WHO says evidence on widespread need for booster doses still limited
…recommends for populations in greatest need
Evidence on the need for a widespread administration booster doses, following primary vaccination rounds remains limited and inconclusive, the World Health Organisation (WHO) has said.
It said introducing booster should be strictly guided by evidence on waning vaccine effectiveness, in particular a decline in protection against severe disease in the general population and in high-risk populations.
In an Interim statement on booster doses for COVID-19 vaccination with support of the Strategic Advisory Group of Experts (SAGE) on Immunization, the group recommends that booster doses be targeted at only groups with the greatest need.
It raised concerns that with lingering constraints on global vaccine supply, broad-based administration of booster doses risks worsening existing inequities in vaccine access.
It is capable of driving up demand and diverting supply, while priority populations in some countries, or in subnational settings, have not yet received a primary vaccination series.
“The focus remains on urgently increasing global vaccination coverage with the primary series driven by the objective to protect against severe disease,” the statement read.
There has been a growing push to administer booster doses in vaccine manufacturers bid to address waning immunity after full COVID-19 vaccination.
Pfizer-BioNTech and Moderna have sought approval for use in the US while AstraZeneca is considering developing a variant vaccine against emerging strains.
The US Centre for the Disease Control and Prevention (CDC) Advisory Committee on Immunization Practices, for instance, has prescribed booster doses for adults aged 18 and older who have underlying health conditions and who were vaccinated at least six months ago.
The CDC’s best estimate is that around 11 million Americans fall into that category.
But the panel rejected the Food and Drug Association’s suggestion that people who live or work in high-risk settings but have no other underlying health concerns should get COVID-19 vaccine booster shots.
The FDA wanted teachers and health care workers to be eligible for boosters, but the CDC said the recommendation was too broad.

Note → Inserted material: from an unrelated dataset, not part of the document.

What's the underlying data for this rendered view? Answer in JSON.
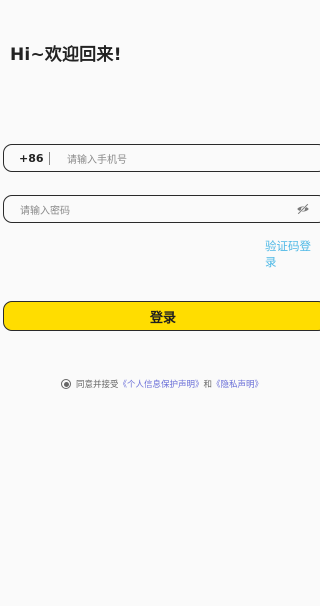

According to WHO, The degree of waning of immunity and need for booster doses of vaccine may differ between vaccine products, target populations, circulating COVID-19 virus, and intensity of exposure.
For some vaccines, restricted booster indications have been included into the product label of some jurisdictions.
Vaccination coverage remains very low with only 3.6 percent of Africa’s population fully vaccinated amid the spread of the highly contagious Delta variant across 32 African countries have reported the delta variant
COVAX, the global facility for vaccine distribution last week cut its supply by 25 percent due to the lingering export ban in India and hoarding in other producing regions, bashing the vaccination goals of countries including Nigeria.
With COVAX and the African Union locked out of the market, the scheme will miss its 40 percent global target for 2021. The 470 million doses expected by December will only be enough to vaccinate just 17 percent of all Africans.
Africa still needs 500 million more doses to reach the year-end goal, even if all shipments through COVAX and the African Union arrived, Moeti said.
At this rate the continent may only reach the 40 percent target by the end of March 2022, she said.
Ayoade Olatunbosun-Alakija, co-chair of the African Vaccine Delivery Alliance (AVDA) who also spoke during the briefing said the global pandemic has served as a reminder of the underlying inequities, spotlighting the power and balances between countries that have access to vaccines, that are able to bounce back from Covid-19 and even provide booster doses.
John Nkengasong, Director, Africa Centres for Disease Control and Prevention (Africa CDC) said access to vaccines remains the key challenge of COVAX, in a separate interview monitored by BusinessDay.
Many countries have the money in Africa to buy the vaccines, he stated, noting that through Africa Vaccine Acquisition Task Team, the AU has secure up to 400 million doses of Johnson and Johnson vaccines.
“We want other producers to enable African countries to have access to the vaccine market. It is really for our collective security interest to expand the vaccines to those who have not been vaccinated,” he said.